State-Commissioned Report Finds RI Better Off Paying Back 38 Studios' Investors
A report commissioned by the Chafee administration has found that even under the best-case scenario, Rhode Island will be better off paying back bondholders who invested in the failed video-game company 38 Studios.
According to the findings from SJ Advisors, released Friday by the state Department of Administration, "Rhode Island debt would be downgraded from AA to the single B category by Standard & Poor’s Rating Services, which is below investment grade (speculative status) and from Aa2 to the Ba category (double B equivalent) by Moody’s Investment Service. This would put Rhode Island as the lowest state bond rating in the nation and would be considered 'Junk Bond' status by the industry. SJ Advisors noted in its conclusions that 'We expect that the rating agency reaction will be swift and severe, and that there will be a material and adverse effect on both the interest rates that the state pays when it issues debt and the market value of outstanding Rhode Island bonds.' ”
SJ Advisors says it developed models for best- middle and worst-case scenarios. It says that even under the best-case scenario, "the state is financially better off fulfilling its obligations and making the payments for the moral obligation bonds."
In the best-case scenario, the company say not appropriating money for bondholders would cost about $36 million more than debt service.
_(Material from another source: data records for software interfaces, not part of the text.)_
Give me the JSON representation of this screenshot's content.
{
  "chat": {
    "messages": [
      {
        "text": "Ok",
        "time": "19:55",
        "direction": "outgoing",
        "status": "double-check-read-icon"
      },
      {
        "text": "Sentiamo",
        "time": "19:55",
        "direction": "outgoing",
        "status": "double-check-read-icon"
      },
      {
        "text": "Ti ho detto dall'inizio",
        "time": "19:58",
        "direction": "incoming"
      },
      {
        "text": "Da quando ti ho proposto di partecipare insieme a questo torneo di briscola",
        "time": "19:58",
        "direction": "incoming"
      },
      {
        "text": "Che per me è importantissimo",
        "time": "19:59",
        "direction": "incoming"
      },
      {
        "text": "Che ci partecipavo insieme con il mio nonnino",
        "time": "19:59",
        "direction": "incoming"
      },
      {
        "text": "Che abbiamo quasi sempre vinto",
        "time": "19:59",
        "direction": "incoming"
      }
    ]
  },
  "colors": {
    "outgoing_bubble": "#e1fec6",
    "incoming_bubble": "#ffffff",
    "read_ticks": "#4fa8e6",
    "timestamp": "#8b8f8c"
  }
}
Under the worst-case scenario, SJ Advisors says, the net impact would be $361.8 million.
Rhode Island taxpayers remain on the hook for about $90 million due to the bankruptcy of 38 Studios in 2012. The company had been lured to the state with a $75 million loan guarantee.
Governor Lincoln Chafee and other state leaders have steadily insisted that not paying back bondholers would hurt the state's reputation and impose excessive borrowing costs. The SJ Advisors report echoes that view, saying non-payment could "even taint the business environment."
Many lawmakers oppose repaying 38 Studios' bondholders, in part due to how the state isn't legally obligated to repay moral obligation bonds.
Chafee included a $12.3 million payment related to 38 Studios in his budget for the fiscal year starting July 1. That budget still awaits legislative approval.